[Excerpts from an interface dataset]
......

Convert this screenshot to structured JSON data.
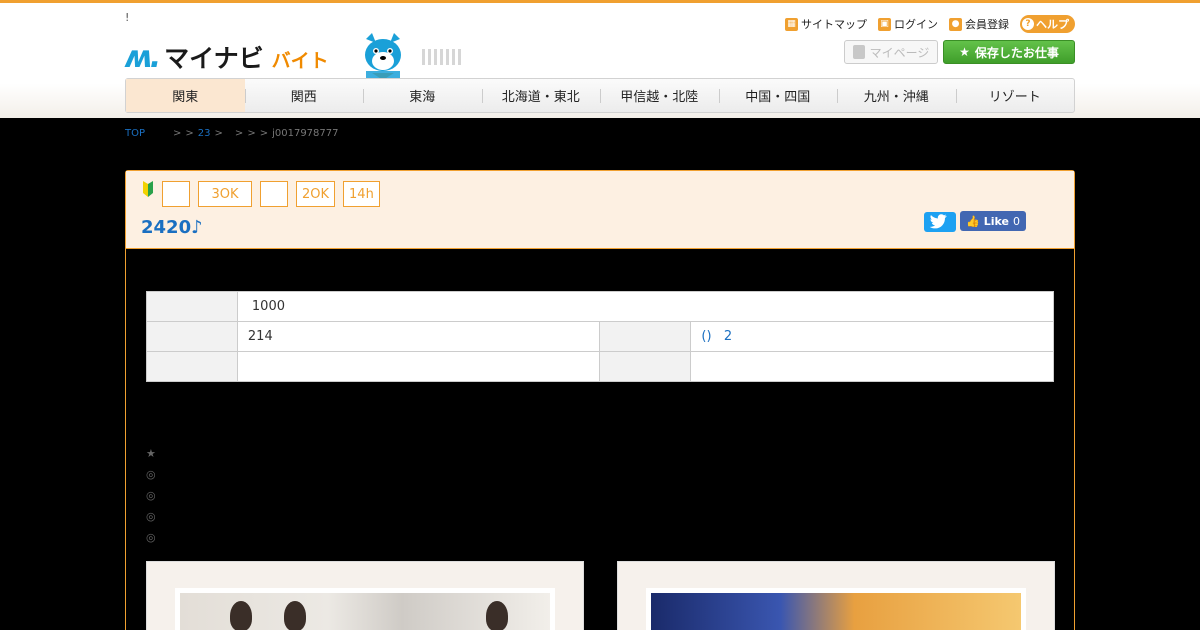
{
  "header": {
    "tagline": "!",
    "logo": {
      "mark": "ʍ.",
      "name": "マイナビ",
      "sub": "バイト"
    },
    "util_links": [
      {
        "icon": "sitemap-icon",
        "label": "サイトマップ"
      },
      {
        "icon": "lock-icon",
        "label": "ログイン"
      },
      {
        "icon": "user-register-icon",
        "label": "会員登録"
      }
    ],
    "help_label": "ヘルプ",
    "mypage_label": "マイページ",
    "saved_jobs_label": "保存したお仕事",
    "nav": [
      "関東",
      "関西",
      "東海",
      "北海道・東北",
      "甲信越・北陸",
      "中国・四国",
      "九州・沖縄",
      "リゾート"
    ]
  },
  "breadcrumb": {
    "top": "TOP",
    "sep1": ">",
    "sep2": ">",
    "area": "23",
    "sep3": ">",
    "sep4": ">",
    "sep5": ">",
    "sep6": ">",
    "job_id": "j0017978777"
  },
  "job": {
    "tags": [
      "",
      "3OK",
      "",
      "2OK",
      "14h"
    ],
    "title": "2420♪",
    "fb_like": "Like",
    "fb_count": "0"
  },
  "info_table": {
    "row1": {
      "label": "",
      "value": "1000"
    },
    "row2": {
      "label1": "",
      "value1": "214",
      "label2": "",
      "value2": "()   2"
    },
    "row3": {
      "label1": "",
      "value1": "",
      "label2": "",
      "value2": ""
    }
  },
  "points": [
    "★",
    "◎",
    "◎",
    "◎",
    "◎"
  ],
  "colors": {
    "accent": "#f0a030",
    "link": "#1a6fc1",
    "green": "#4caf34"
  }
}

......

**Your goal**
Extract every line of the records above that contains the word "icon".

**Solution to this task**
        "icon": "sitemap-icon",
        "icon": "lock-icon",
        "icon": "user-register-icon",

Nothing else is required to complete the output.